Exercise instructions:
The records that follow should be copied in full, exactly as they read.
........
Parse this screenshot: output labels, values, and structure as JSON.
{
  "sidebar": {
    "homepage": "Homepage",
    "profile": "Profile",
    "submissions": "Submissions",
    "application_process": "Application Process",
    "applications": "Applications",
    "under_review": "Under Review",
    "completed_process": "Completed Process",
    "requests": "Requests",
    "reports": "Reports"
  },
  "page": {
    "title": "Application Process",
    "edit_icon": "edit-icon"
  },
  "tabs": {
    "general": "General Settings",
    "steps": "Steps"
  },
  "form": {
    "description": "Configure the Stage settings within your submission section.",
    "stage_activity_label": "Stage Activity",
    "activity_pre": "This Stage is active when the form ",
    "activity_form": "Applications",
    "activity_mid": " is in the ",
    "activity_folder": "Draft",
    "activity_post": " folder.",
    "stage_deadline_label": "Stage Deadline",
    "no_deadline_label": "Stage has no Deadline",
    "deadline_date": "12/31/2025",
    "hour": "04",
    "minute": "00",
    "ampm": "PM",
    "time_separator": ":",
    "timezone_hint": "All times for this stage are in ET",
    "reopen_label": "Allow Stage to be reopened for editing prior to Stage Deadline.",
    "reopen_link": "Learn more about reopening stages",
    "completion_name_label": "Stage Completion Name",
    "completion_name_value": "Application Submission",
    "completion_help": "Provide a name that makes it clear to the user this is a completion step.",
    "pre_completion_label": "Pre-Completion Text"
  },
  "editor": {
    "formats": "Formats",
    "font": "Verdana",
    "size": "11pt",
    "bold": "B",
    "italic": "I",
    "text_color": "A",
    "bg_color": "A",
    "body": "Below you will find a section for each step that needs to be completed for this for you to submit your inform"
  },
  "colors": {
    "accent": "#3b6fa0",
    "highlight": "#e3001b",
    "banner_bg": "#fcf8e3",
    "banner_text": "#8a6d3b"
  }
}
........
Solved problem:
Parse this screenshot: output labels, values, and structure as JSON.
{
  "sidebar": {
    "homepage": "Homepage",
    "profile": "Profile",
    "submissions": "Submissions",
    "application_process": "Application Process",
    "applications": "Applications",
    "under_review": "Under Review",
    "completed_process": "Completed Process",
    "requests": "Requests",
    "reports": "Reports"
  },
  "page": {
    "title": "Application Process",
    "edit_icon": "edit-icon"
  },
  "tabs": {
    "general": "General Settings",
    "steps": "Steps"
  },
  "form": {
    "description": "Configure the Stage settings within your submission section.",
    "stage_activity_label": "Stage Activity",
    "activity_pre": "This Stage is active when the form ",
    "activity_form": "Applications",
    "activity_mid": " is in the ",
    "activity_folder": "Draft",
    "activity_post": " folder.",
    "stage_deadline_label": "Stage Deadline",
    "no_deadline_label": "Stage has no Deadline",
    "deadline_date": "12/31/2025",
    "hour": "04",
    "minute": "00",
    "ampm": "PM",
    "time_separator": ":",
    "timezone_hint": "All times for this stage are in ET",
    "reopen_label": "Allow Stage to be reopened for editing prior to Stage Deadline.",
    "reopen_link": "Learn more about reopening stages",
    "completion_name_label": "Stage Completion Name",
    "completion_name_value": "Application Submission",
    "completion_help": "Provide a name that makes it clear to the user this is a completion step.",
    "pre_completion_label": "Pre-Completion Text"
  },
  "editor": {
    "formats": "Formats",
    "font": "Verdana",
    "size": "11pt",
    "bold": "B",
    "italic": "I",
    "text_color": "A",
    "bg_color": "A",
    "body": "Below you will find a section for each step that needs to be completed for this for you to submit your inform"
  },
  "colors": {
    "accent": "#3b6fa0",
    "highlight": "#e3001b",
    "banner_bg": "#fcf8e3",
    "banner_text": "#8a6d3b"
  }
}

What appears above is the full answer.